The Democratic-Republicans united behind former Secretary of State Thomas Jefferson, who had co-founded the party with James Madison and others in opposition to the policies of Hamilton.
In advance of the 1796 presidential election, Madison helped convince Jefferson to run for the presidency.

John Quincy Adams

AdamsJohn QuincyJ. Q. Adams
The following four years would be the only time that the president and vice-president were from different parties (John Quincy Adams and John C. Calhoun would later be elected president and vice-president as political opponents, but they were both Democratic-Republican party candidates; Andrew Johnson, Abraham Lincoln's second vice-president, was a Democrat, but Lincoln ran on a combined National Union Party ticket in 1864, not as a strict Republican).
Later in that same year, John Adams defeated Jefferson in the 1796 presidential election.
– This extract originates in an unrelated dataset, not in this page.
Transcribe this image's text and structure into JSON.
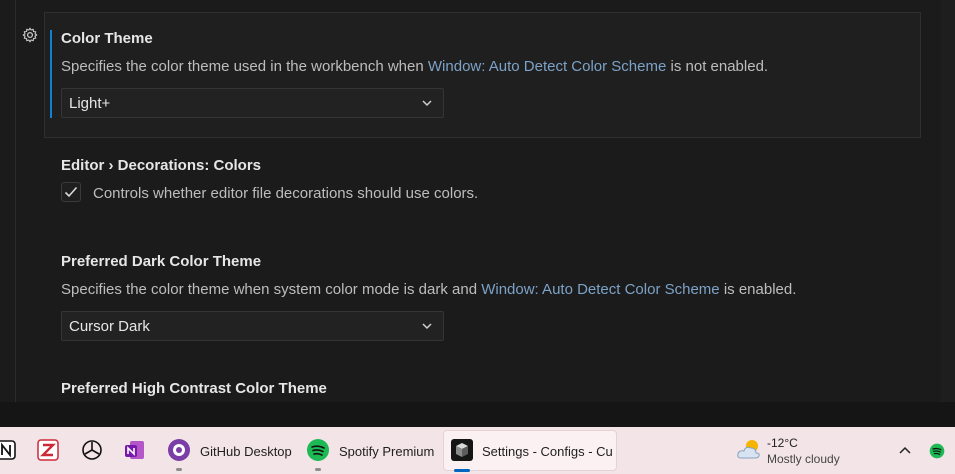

1800 United States presidential election

18001800 presidential electionelection of 1800
However, no action was taken on his proposal, setting the stage for the deadlocked election of 1800.
Adams had narrowly defeated Jefferson in the 1796 election.
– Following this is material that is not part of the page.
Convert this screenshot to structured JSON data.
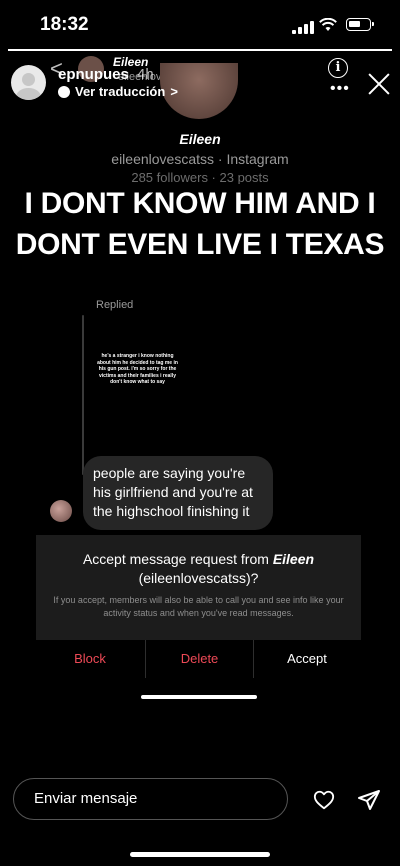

1796 and 1797 United States Senate elections

1796elected1796 (Special)
United States Senate elections, 1796 and 1797
The United States Senate elections of 1796 and 1797 were elections for the United States Senate which, coinciding with John Adams's election as President, had the ruling Federalist Party gain one seat.

George Clinton (vice president)

George ClintonGovernor George ClintonClinton
Popular choices included Senator Pierce Butler of South Carolina and three New Yorkers: Senator Aaron Burr, Chancellor Robert R. Livingston, and former Governor George Clinton, the party's 1792 candidate for vice president.
Some Democratic-Republican party leaders attempted to recruit him to run for vice president in 1796 election, but Clinton refused to run and party leaders instead turned to another New Yorker, Aaron Burr.

History of the United States (1789–1849)

antebellumantebellum periodAntebellum Era
History of the United States (1789-1849)
Adams defeated Jefferson in the 1796 presidential election, who as the runner-up became Vice President under the operation of the Electoral College of that time.

First Party System

first political partiesparty politicsparty system
The election marked the formation of the First Party System, and established a rivalry between Federalist New England and Democratic-Republican South, with the middle states holding the balance of power (New York and Maryland were the crucial swing states, and between them only voted for a loser once between 1789 and 1820).

Samuel Adams

Sam AdamsSamuelAdams
In Virginia, most electors voted for Jefferson and Governor Samuel Adams of Massachusetts.
In that year's U. S. presidential election, Republicans in Virginia cast 15 electoral votes for Adams in an effort to make him Jefferson's vice-president, but Federalist John Adams won the election, with Jefferson becoming vice-president.

Inauguration of John Adams

sworn ininauguration of President John AdamsJohn Adams's inauguration
Inauguration of John Adams
United States presidential election, 1796

Thomas Jefferson

JeffersonPresident JeffersonJeffersonian
Incumbent Vice President John Adams of the Federalist Party defeated former Secretary of State Thomas Jefferson of the Democratic-Republican Party. The Democratic-Republicans united behind former Secretary of State Thomas Jefferson, who had co-founded the party with James Madison and others in opposition to the policies of Hamilton.
Previously, he had been elected the second vice president of the United States, serving under John Adams from 1797 to 1801.

George Washington

WashingtonGeneral WashingtonPresident Washington
With incumbent President George Washington having refused a third term in office, the 1796 election became the first U.S. presidential election in which political parties competed for the presidency.

United States House of Representatives

U.S. RepresentativeHouse of RepresentativesU.S. House of Representatives
In order to be elected president, the winning candidate had to win the votes of a majority of electors; should no individual win a majority, the House of Representatives would hold a contingent election.